___ RECORD EXCERPTS

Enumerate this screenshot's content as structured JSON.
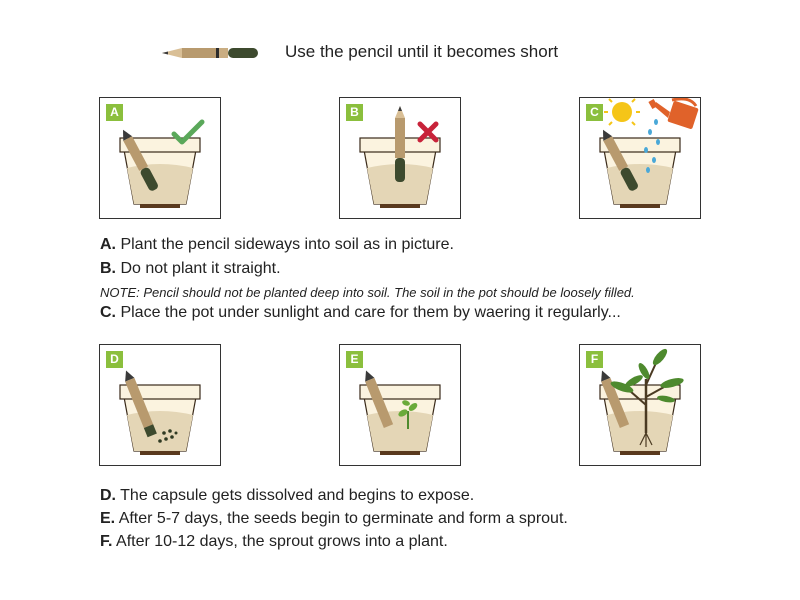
{
  "header": {
    "text": "Use the pencil until it becomes short",
    "icon": "short-pencil-icon"
  },
  "panels_top": [
    {
      "badge": "A",
      "status_icon": "green-check-icon",
      "illustration": "pencil-planted-sideways"
    },
    {
      "badge": "B",
      "status_icon": "red-x-icon",
      "illustration": "pencil-planted-straight"
    },
    {
      "badge": "C",
      "status_icon": "sun-and-watering-can-icon",
      "illustration": "pot-under-sun-watered"
    }
  ],
  "captions_top": {
    "a_letter": "A.",
    "a_text": "Plant the pencil sideways into soil as in picture.",
    "b_letter": "B.",
    "b_text": "Do not plant it straight.",
    "note": "NOTE: Pencil should not be planted deep into soil. The soil in the pot should be loosely filled.",
    "c_letter": "C.",
    "c_text": "Place the pot under sunlight and care for them by waering it regularly..."
  },
  "panels_bottom": [
    {
      "badge": "D",
      "illustration": "capsule-dissolving-seeds"
    },
    {
      "badge": "E",
      "illustration": "small-sprout"
    },
    {
      "badge": "F",
      "illustration": "grown-plant"
    }
  ],
  "captions_bottom": {
    "d_letter": "D.",
    "d_text": "The capsule gets dissolved and begins to expose.",
    "e_letter": "E.",
    "e_text": "After 5-7 days, the seeds begin to germinate and form a sprout.",
    "f_letter": "F.",
    "f_text": "After 10-12 days, the sprout grows into a plant."
  },
  "colors": {
    "badge_green": "#8bbf3d",
    "pot_rim": "#fbf3df",
    "soil": "#e4d6b6",
    "pot_base": "#5a3a1e",
    "pencil_wood": "#b89a6e",
    "pencil_capsule": "#3d4a2e",
    "check_green": "#5aa85a",
    "x_red": "#c8233a",
    "sun_yellow": "#f5c518",
    "can_orange": "#e0622a",
    "water_blue": "#4aa8d8",
    "leaf_green": "#4e8a2e"
  }
}
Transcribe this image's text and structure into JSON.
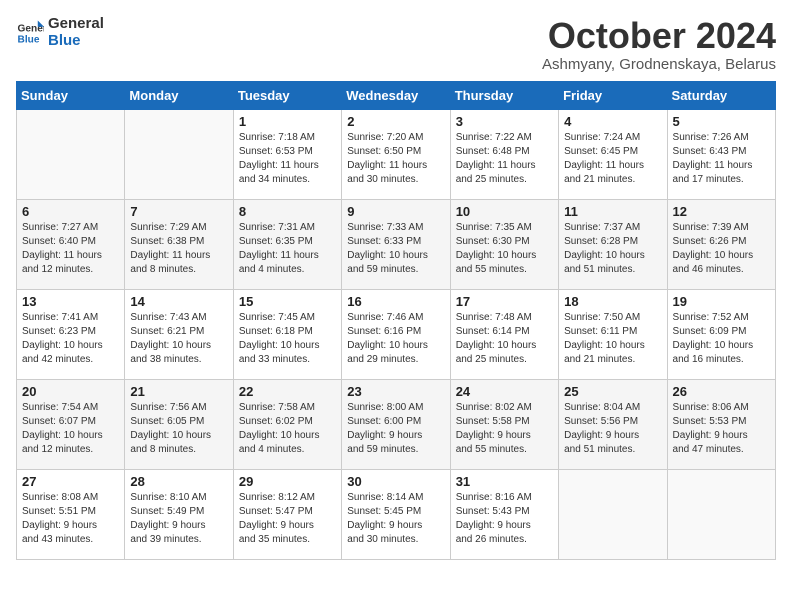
{
  "logo": {
    "line1": "General",
    "line2": "Blue"
  },
  "title": "October 2024",
  "subtitle": "Ashmyany, Grodnenskaya, Belarus",
  "weekdays": [
    "Sunday",
    "Monday",
    "Tuesday",
    "Wednesday",
    "Thursday",
    "Friday",
    "Saturday"
  ],
  "weeks": [
    [
      {
        "day": "",
        "info": ""
      },
      {
        "day": "",
        "info": ""
      },
      {
        "day": "1",
        "info": "Sunrise: 7:18 AM\nSunset: 6:53 PM\nDaylight: 11 hours\nand 34 minutes."
      },
      {
        "day": "2",
        "info": "Sunrise: 7:20 AM\nSunset: 6:50 PM\nDaylight: 11 hours\nand 30 minutes."
      },
      {
        "day": "3",
        "info": "Sunrise: 7:22 AM\nSunset: 6:48 PM\nDaylight: 11 hours\nand 25 minutes."
      },
      {
        "day": "4",
        "info": "Sunrise: 7:24 AM\nSunset: 6:45 PM\nDaylight: 11 hours\nand 21 minutes."
      },
      {
        "day": "5",
        "info": "Sunrise: 7:26 AM\nSunset: 6:43 PM\nDaylight: 11 hours\nand 17 minutes."
      }
    ],
    [
      {
        "day": "6",
        "info": "Sunrise: 7:27 AM\nSunset: 6:40 PM\nDaylight: 11 hours\nand 12 minutes."
      },
      {
        "day": "7",
        "info": "Sunrise: 7:29 AM\nSunset: 6:38 PM\nDaylight: 11 hours\nand 8 minutes."
      },
      {
        "day": "8",
        "info": "Sunrise: 7:31 AM\nSunset: 6:35 PM\nDaylight: 11 hours\nand 4 minutes."
      },
      {
        "day": "9",
        "info": "Sunrise: 7:33 AM\nSunset: 6:33 PM\nDaylight: 10 hours\nand 59 minutes."
      },
      {
        "day": "10",
        "info": "Sunrise: 7:35 AM\nSunset: 6:30 PM\nDaylight: 10 hours\nand 55 minutes."
      },
      {
        "day": "11",
        "info": "Sunrise: 7:37 AM\nSunset: 6:28 PM\nDaylight: 10 hours\nand 51 minutes."
      },
      {
        "day": "12",
        "info": "Sunrise: 7:39 AM\nSunset: 6:26 PM\nDaylight: 10 hours\nand 46 minutes."
      }
    ],
    [
      {
        "day": "13",
        "info": "Sunrise: 7:41 AM\nSunset: 6:23 PM\nDaylight: 10 hours\nand 42 minutes."
      },
      {
        "day": "14",
        "info": "Sunrise: 7:43 AM\nSunset: 6:21 PM\nDaylight: 10 hours\nand 38 minutes."
      },
      {
        "day": "15",
        "info": "Sunrise: 7:45 AM\nSunset: 6:18 PM\nDaylight: 10 hours\nand 33 minutes."
      },
      {
        "day": "16",
        "info": "Sunrise: 7:46 AM\nSunset: 6:16 PM\nDaylight: 10 hours\nand 29 minutes."
      },
      {
        "day": "17",
        "info": "Sunrise: 7:48 AM\nSunset: 6:14 PM\nDaylight: 10 hours\nand 25 minutes."
      },
      {
        "day": "18",
        "info": "Sunrise: 7:50 AM\nSunset: 6:11 PM\nDaylight: 10 hours\nand 21 minutes."
      },
      {
        "day": "19",
        "info": "Sunrise: 7:52 AM\nSunset: 6:09 PM\nDaylight: 10 hours\nand 16 minutes."
      }
    ],
    [
      {
        "day": "20",
        "info": "Sunrise: 7:54 AM\nSunset: 6:07 PM\nDaylight: 10 hours\nand 12 minutes."
      },
      {
        "day": "21",
        "info": "Sunrise: 7:56 AM\nSunset: 6:05 PM\nDaylight: 10 hours\nand 8 minutes."
      },
      {
        "day": "22",
        "info": "Sunrise: 7:58 AM\nSunset: 6:02 PM\nDaylight: 10 hours\nand 4 minutes."
      },
      {
        "day": "23",
        "info": "Sunrise: 8:00 AM\nSunset: 6:00 PM\nDaylight: 9 hours\nand 59 minutes."
      },
      {
        "day": "24",
        "info": "Sunrise: 8:02 AM\nSunset: 5:58 PM\nDaylight: 9 hours\nand 55 minutes."
      },
      {
        "day": "25",
        "info": "Sunrise: 8:04 AM\nSunset: 5:56 PM\nDaylight: 9 hours\nand 51 minutes."
      },
      {
        "day": "26",
        "info": "Sunrise: 8:06 AM\nSunset: 5:53 PM\nDaylight: 9 hours\nand 47 minutes."
      }
    ],
    [
      {
        "day": "27",
        "info": "Sunrise: 8:08 AM\nSunset: 5:51 PM\nDaylight: 9 hours\nand 43 minutes."
      },
      {
        "day": "28",
        "info": "Sunrise: 8:10 AM\nSunset: 5:49 PM\nDaylight: 9 hours\nand 39 minutes."
      },
      {
        "day": "29",
        "info": "Sunrise: 8:12 AM\nSunset: 5:47 PM\nDaylight: 9 hours\nand 35 minutes."
      },
      {
        "day": "30",
        "info": "Sunrise: 8:14 AM\nSunset: 5:45 PM\nDaylight: 9 hours\nand 30 minutes."
      },
      {
        "day": "31",
        "info": "Sunrise: 8:16 AM\nSunset: 5:43 PM\nDaylight: 9 hours\nand 26 minutes."
      },
      {
        "day": "",
        "info": ""
      },
      {
        "day": "",
        "info": ""
      }
    ]
  ]
}
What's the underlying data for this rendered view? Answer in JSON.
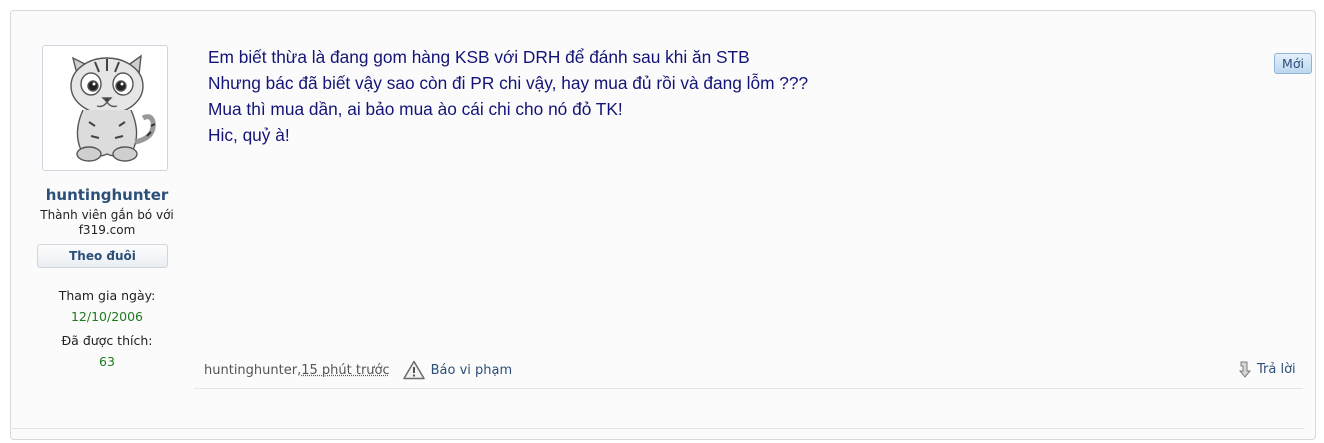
{
  "post": {
    "author": {
      "username": "huntinghunter",
      "title": "Thành viên gắn bó với f319.com",
      "follow_label": "Theo đuôi",
      "joined_label": "Tham gia ngày:",
      "joined_value": "12/10/2006",
      "likes_label": "Đã được thích:",
      "likes_value": "63"
    },
    "message_lines": [
      "Em biết thừa là đang gom hàng KSB với DRH để đánh sau khi ăn STB",
      "Nhưng bác đã biết vậy sao còn đi PR chi vậy, hay mua đủ rồi và đang lỗm ???",
      "Mua thì mua dần, ai bảo mua ào cái chi cho nó đỏ TK!",
      "Hic, quỷ à!"
    ],
    "badge_new": "Mới",
    "footer": {
      "author": "huntinghunter",
      "separator": ", ",
      "time": "15 phút trước",
      "report_label": "Báo vi phạm",
      "reply_label": "Trả lời"
    }
  },
  "icons": {
    "avatar": "tiger-cub-sketch",
    "report": "warning-triangle-icon",
    "reply": "reply-arrow-icon"
  },
  "colors": {
    "username": "#2b4f77",
    "message_text": "#141478",
    "stat_value": "#1d7a1d"
  }
}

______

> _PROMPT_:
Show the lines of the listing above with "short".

> _RESPONSE_:
    "text": "Use the pencil until it becomes short",
    "icon": "short-pencil-icon"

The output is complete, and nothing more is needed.